__WORK INSTRUCTION__. The expected output is the full set of entries, retyped verbatim, pictures excluded.

__THE DATA__.
——

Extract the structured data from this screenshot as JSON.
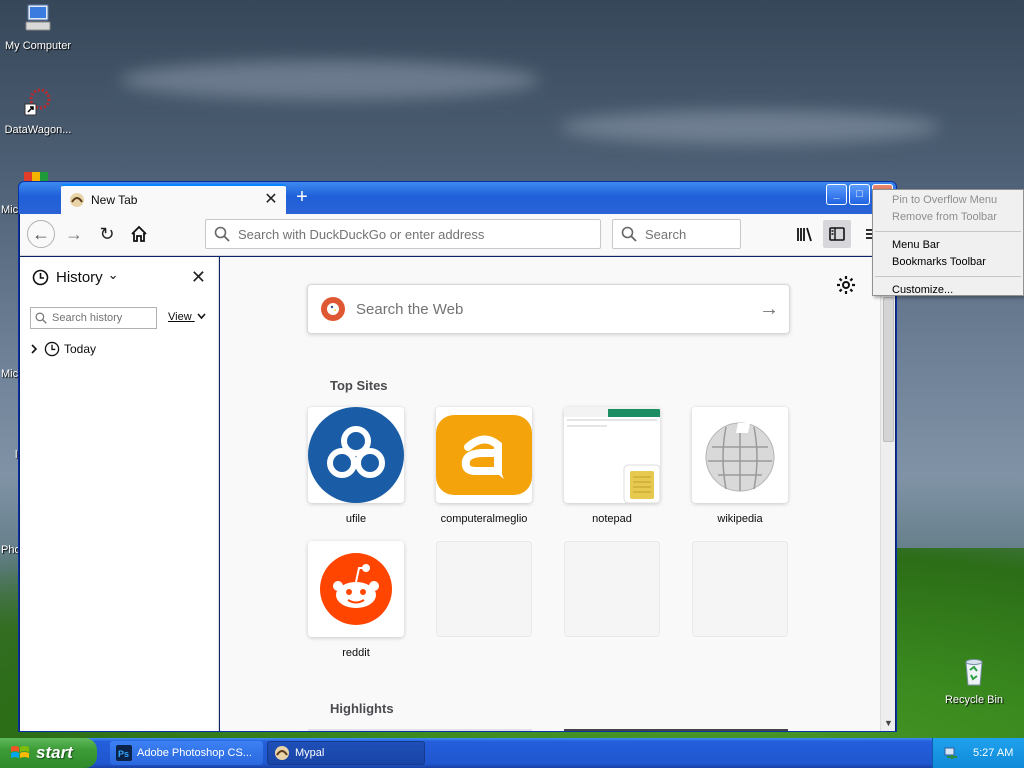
{
  "desktop": {
    "icons": [
      {
        "label": "My Computer"
      },
      {
        "label": "DataWagon..."
      },
      {
        "label": "Recycle Bin"
      }
    ],
    "partial_labels": [
      "Mic",
      "Mic",
      "l",
      "Pho"
    ]
  },
  "browser": {
    "tab": {
      "title": "New Tab",
      "close_glyph": "✕"
    },
    "new_tab_glyph": "+",
    "window_controls": {
      "minimize": "_",
      "maximize": "□",
      "close": "✕"
    },
    "nav": {
      "back_glyph": "←",
      "forward_glyph": "→",
      "reload_glyph": "↻",
      "home_icon": "home-icon"
    },
    "urlbar": {
      "placeholder": "Search with DuckDuckGo or enter address"
    },
    "searchbar": {
      "placeholder": "Search"
    },
    "sidebar": {
      "title": "History",
      "title_chevron": "⌄",
      "close_glyph": "✕",
      "search_placeholder": "Search history",
      "view_label": "View",
      "items": [
        {
          "label": "Today"
        }
      ]
    },
    "content": {
      "search_placeholder": "Search the Web",
      "search_arrow": "→",
      "top_sites_title": "Top Sites",
      "highlights_title": "Highlights",
      "top_sites": [
        {
          "label": "ufile",
          "color": "#1a5da6"
        },
        {
          "label": "computeralmeglio",
          "color": "#f4a40a"
        },
        {
          "label": "notepad",
          "color": "#e7c94f"
        },
        {
          "label": "wikipedia",
          "color": "#cccccc"
        },
        {
          "label": "reddit",
          "color": "#ff4500"
        },
        {
          "label": ""
        },
        {
          "label": ""
        },
        {
          "label": ""
        }
      ]
    }
  },
  "context_menu": {
    "items": [
      {
        "label": "Pin to Overflow Menu",
        "disabled": true
      },
      {
        "label": "Remove from Toolbar",
        "disabled": true
      },
      {
        "label": "Menu Bar",
        "disabled": false
      },
      {
        "label": "Bookmarks Toolbar",
        "disabled": false
      },
      {
        "label": "Customize...",
        "disabled": false
      }
    ]
  },
  "taskbar": {
    "start_label": "start",
    "tasks": [
      {
        "label": "Adobe Photoshop CS..."
      },
      {
        "label": "Mypal"
      }
    ],
    "clock": "5:27 AM"
  },
  "colors": {
    "accent": "#0a84ff",
    "xp_blue": "#245edb",
    "xp_green": "#3c9b37"
  }
}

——

__RESULT__.
Extract the structured data from this screenshot as JSON.
{
  "desktop": {
    "icons": [
      {
        "label": "My Computer"
      },
      {
        "label": "DataWagon..."
      },
      {
        "label": "Recycle Bin"
      }
    ],
    "partial_labels": [
      "Mic",
      "Mic",
      "l",
      "Pho"
    ]
  },
  "browser": {
    "tab": {
      "title": "New Tab",
      "close_glyph": "✕"
    },
    "new_tab_glyph": "+",
    "window_controls": {
      "minimize": "_",
      "maximize": "□",
      "close": "✕"
    },
    "nav": {
      "back_glyph": "←",
      "forward_glyph": "→",
      "reload_glyph": "↻",
      "home_icon": "home-icon"
    },
    "urlbar": {
      "placeholder": "Search with DuckDuckGo or enter address"
    },
    "searchbar": {
      "placeholder": "Search"
    },
    "sidebar": {
      "title": "History",
      "title_chevron": "⌄",
      "close_glyph": "✕",
      "search_placeholder": "Search history",
      "view_label": "View",
      "items": [
        {
          "label": "Today"
        }
      ]
    },
    "content": {
      "search_placeholder": "Search the Web",
      "search_arrow": "→",
      "top_sites_title": "Top Sites",
      "highlights_title": "Highlights",
      "top_sites": [
        {
          "label": "ufile",
          "color": "#1a5da6"
        },
        {
          "label": "computeralmeglio",
          "color": "#f4a40a"
        },
        {
          "label": "notepad",
          "color": "#e7c94f"
        },
        {
          "label": "wikipedia",
          "color": "#cccccc"
        },
        {
          "label": "reddit",
          "color": "#ff4500"
        },
        {
          "label": ""
        },
        {
          "label": ""
        },
        {
          "label": ""
        }
      ]
    }
  },
  "context_menu": {
    "items": [
      {
        "label": "Pin to Overflow Menu",
        "disabled": true
      },
      {
        "label": "Remove from Toolbar",
        "disabled": true
      },
      {
        "label": "Menu Bar",
        "disabled": false
      },
      {
        "label": "Bookmarks Toolbar",
        "disabled": false
      },
      {
        "label": "Customize...",
        "disabled": false
      }
    ]
  },
  "taskbar": {
    "start_label": "start",
    "tasks": [
      {
        "label": "Adobe Photoshop CS..."
      },
      {
        "label": "Mypal"
      }
    ],
    "clock": "5:27 AM"
  },
  "colors": {
    "accent": "#0a84ff",
    "xp_blue": "#245edb",
    "xp_green": "#3c9b37"
  }
}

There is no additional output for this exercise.